# WHAT TO WORK ON:
Your answer should be one number: the count of lines below that contain "title".

--------------------

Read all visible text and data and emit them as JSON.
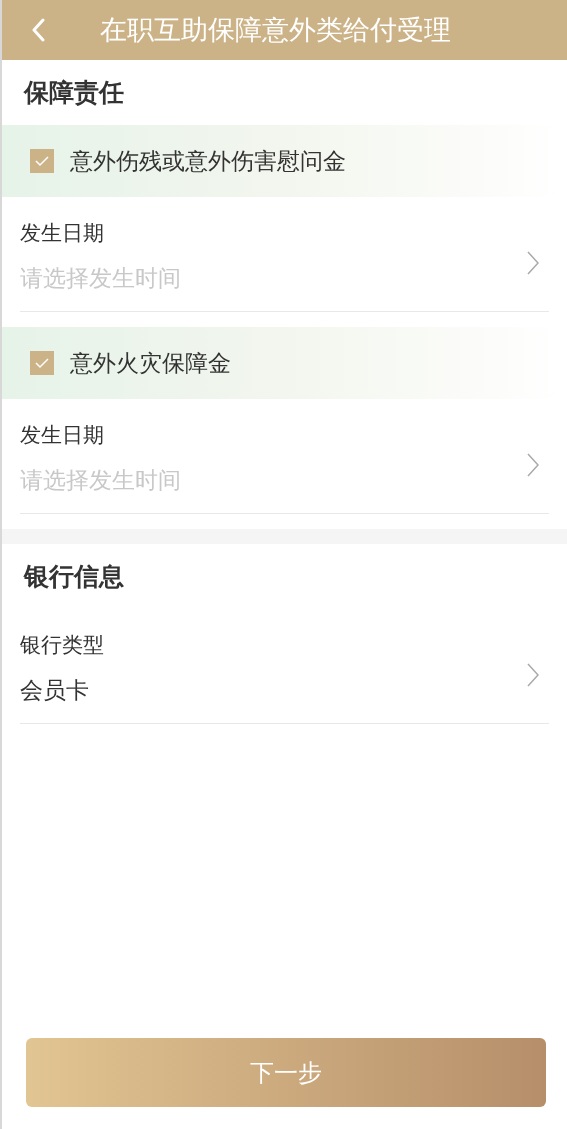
{
  "header": {
    "title": "在职互助保障意外类给付受理"
  },
  "sections": [
    {
      "title": "保障责任",
      "items": [
        {
          "kind": "checkbox",
          "label": "意外伤残或意外伤害慰问金",
          "checked": true
        },
        {
          "kind": "field",
          "label": "发生日期",
          "placeholder": "请选择发生时间"
        },
        {
          "kind": "checkbox",
          "label": "意外火灾保障金",
          "checked": true
        },
        {
          "kind": "field",
          "label": "发生日期",
          "placeholder": "请选择发生时间"
        }
      ]
    },
    {
      "title": "银行信息",
      "items": [
        {
          "kind": "field",
          "label": "银行类型",
          "value": "会员卡"
        }
      ]
    }
  ],
  "next_button": {
    "label": "下一步"
  }
}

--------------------

# COMPLETED EXERCISE:
3